Extending credit to your customers is a great way to build relationships, boost sales, and generate new business, but there are also risks with doing this. Each time you extend credit to a customer, you are increasing your accounts receivable account and must wait for your money to come in. While this can work out great with most customers, there may also be times when your customers fail to pay.
What is accounts receivable?
Accounts receivable is an asset account that represents the amount of money your customers owe you for goods or services they already received but have not yet paid for. This account is considered a current asset, as the money is expected to come in within the next year, and it is an account that can fluctuate daily. If you currently offer credit lines to customers, it is important to keep an eye on this account, simply to make sure your customers are paying you.
What happens when customers fail to pay their bills?
While you may not have any problems with most of your customers paying their bills in full by their due dates, there may always be a couple of accounts that fail to pay their debts when owed. Because of this, you will need a system in place for the purpose of trying to collect these debts.
For example, when a customer misses the due date, you may send a letter or email to remind the person, as this might be an honest mistake. When the debt is thirty days late, you may also send a letter and make a phone call. When the debt is a certain amount of time past due, such as ninety days or longer and the customer is not making any attempts to repay the debt, you may need to have a collection process in place.
How does the collection process work?
For those few customers that do not pay their bills, you must have some sort of system in place that will help you collect the debts. You could do the collection process yourself, or you could hire a company that specializes in business collection services. In any case, you may never receive the full amount owed, but you are likely to receive at least a portion of it.

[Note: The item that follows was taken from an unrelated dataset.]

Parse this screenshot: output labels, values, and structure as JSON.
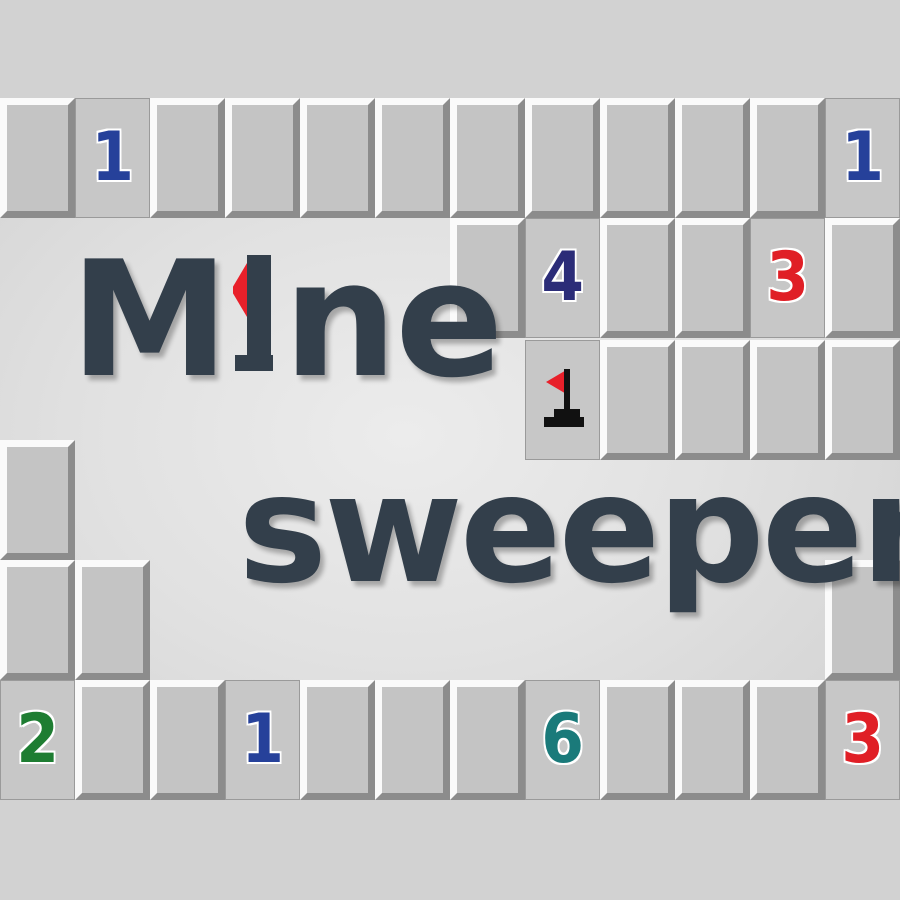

Developing a good approval process for credit lines can help you avoid accounts like this, but there is no way to prevent this completely. If you would like help with this issue, contact a company that offers accounts receivable management services.Share